Start of Recorded information

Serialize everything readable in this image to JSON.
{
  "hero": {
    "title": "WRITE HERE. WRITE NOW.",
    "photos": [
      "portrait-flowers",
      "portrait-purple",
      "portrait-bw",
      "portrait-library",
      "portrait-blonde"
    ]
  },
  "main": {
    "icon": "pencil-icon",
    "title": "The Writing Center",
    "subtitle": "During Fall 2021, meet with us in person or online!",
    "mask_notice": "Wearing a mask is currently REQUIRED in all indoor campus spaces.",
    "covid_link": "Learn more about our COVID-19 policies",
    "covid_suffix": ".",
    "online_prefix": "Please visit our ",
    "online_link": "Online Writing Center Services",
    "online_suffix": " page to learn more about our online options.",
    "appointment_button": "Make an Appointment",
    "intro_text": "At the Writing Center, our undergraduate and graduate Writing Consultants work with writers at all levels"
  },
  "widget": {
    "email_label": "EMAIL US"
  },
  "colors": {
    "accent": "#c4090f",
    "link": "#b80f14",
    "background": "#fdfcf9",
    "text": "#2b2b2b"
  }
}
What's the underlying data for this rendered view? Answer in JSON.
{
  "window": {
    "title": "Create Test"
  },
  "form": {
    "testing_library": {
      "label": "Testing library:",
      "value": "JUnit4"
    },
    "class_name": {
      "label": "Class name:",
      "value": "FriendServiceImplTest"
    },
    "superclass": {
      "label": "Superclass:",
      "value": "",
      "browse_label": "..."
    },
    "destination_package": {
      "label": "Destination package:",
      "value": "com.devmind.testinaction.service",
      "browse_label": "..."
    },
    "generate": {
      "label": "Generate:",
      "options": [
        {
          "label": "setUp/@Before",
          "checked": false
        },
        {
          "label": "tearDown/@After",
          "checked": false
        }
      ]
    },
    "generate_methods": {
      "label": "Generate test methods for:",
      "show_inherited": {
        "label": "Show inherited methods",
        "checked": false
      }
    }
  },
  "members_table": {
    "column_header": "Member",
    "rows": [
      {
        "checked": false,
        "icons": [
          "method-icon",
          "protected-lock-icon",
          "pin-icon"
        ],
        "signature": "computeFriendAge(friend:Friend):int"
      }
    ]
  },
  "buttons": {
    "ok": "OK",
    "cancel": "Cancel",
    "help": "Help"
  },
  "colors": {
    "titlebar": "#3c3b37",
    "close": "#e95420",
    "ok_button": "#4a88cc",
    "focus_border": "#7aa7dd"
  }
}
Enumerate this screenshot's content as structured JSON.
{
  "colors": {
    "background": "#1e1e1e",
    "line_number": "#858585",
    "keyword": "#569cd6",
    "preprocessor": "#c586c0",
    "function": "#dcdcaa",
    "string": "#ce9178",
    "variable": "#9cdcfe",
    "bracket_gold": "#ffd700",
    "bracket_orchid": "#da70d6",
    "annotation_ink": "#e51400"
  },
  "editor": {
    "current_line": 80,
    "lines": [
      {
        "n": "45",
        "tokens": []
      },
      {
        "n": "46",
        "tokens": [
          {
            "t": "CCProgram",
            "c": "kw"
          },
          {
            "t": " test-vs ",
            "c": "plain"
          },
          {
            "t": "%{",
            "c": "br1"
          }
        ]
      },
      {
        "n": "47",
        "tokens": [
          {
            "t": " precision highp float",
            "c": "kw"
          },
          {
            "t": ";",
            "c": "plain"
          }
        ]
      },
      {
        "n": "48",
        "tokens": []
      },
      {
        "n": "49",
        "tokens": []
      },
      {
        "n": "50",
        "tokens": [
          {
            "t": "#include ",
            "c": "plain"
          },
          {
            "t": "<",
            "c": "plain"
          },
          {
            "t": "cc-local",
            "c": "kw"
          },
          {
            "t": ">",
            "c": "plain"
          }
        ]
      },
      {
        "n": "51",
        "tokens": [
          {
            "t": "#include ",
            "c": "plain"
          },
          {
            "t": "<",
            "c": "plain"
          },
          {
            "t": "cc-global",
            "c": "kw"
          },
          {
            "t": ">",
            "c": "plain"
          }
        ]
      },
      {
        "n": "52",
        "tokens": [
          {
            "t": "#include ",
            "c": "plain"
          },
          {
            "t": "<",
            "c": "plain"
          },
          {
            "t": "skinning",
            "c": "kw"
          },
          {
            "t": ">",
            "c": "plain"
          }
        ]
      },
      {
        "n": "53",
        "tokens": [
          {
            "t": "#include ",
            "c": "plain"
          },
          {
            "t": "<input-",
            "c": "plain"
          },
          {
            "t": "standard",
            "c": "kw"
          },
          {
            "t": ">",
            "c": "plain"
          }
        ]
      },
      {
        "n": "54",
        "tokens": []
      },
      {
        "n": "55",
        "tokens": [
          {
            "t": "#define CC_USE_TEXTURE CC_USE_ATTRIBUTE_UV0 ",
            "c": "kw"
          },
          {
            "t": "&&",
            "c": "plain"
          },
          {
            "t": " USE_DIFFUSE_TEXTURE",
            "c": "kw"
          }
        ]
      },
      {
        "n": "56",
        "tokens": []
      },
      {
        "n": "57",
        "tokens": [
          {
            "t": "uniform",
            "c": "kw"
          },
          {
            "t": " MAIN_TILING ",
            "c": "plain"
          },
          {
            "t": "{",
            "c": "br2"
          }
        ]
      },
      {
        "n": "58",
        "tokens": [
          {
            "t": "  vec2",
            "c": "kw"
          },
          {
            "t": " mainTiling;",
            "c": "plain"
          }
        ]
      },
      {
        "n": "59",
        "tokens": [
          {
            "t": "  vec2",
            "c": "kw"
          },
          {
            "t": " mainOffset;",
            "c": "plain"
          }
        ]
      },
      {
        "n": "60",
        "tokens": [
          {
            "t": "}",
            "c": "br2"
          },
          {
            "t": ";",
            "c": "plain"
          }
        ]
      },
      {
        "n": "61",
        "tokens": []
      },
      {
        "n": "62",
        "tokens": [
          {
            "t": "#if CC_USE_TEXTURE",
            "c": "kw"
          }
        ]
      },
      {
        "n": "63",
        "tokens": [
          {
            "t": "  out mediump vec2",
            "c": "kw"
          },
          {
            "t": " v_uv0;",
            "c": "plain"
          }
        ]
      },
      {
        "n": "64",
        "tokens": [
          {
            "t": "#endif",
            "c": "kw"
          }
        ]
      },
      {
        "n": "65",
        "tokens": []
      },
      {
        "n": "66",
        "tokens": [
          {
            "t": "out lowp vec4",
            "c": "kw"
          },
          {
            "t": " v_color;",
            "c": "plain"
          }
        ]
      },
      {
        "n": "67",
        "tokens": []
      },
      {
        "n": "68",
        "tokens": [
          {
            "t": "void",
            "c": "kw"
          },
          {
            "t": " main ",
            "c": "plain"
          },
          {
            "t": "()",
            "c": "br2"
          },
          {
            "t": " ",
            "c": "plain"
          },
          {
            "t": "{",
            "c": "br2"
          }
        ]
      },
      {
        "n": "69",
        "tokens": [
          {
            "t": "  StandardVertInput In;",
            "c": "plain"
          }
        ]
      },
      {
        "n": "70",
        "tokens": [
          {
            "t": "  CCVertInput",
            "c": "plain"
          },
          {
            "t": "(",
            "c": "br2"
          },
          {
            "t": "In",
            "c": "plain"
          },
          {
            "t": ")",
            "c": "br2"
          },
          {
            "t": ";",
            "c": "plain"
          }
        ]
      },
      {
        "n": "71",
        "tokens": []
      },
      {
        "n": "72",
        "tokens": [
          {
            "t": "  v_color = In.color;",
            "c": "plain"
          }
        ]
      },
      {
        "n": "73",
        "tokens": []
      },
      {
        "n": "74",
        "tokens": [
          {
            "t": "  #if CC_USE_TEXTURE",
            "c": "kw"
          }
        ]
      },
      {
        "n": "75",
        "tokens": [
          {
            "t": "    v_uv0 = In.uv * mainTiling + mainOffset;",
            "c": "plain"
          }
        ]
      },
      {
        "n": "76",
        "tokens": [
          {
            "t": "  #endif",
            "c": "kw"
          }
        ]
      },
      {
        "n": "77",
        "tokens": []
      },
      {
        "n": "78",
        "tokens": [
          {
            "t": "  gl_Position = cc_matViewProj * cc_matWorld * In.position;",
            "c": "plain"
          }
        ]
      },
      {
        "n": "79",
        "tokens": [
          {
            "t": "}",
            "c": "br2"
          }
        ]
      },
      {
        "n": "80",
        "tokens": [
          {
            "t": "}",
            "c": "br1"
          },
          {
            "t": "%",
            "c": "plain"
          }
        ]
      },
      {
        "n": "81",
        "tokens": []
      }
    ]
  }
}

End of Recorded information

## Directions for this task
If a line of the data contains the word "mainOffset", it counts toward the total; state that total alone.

## Written reply
2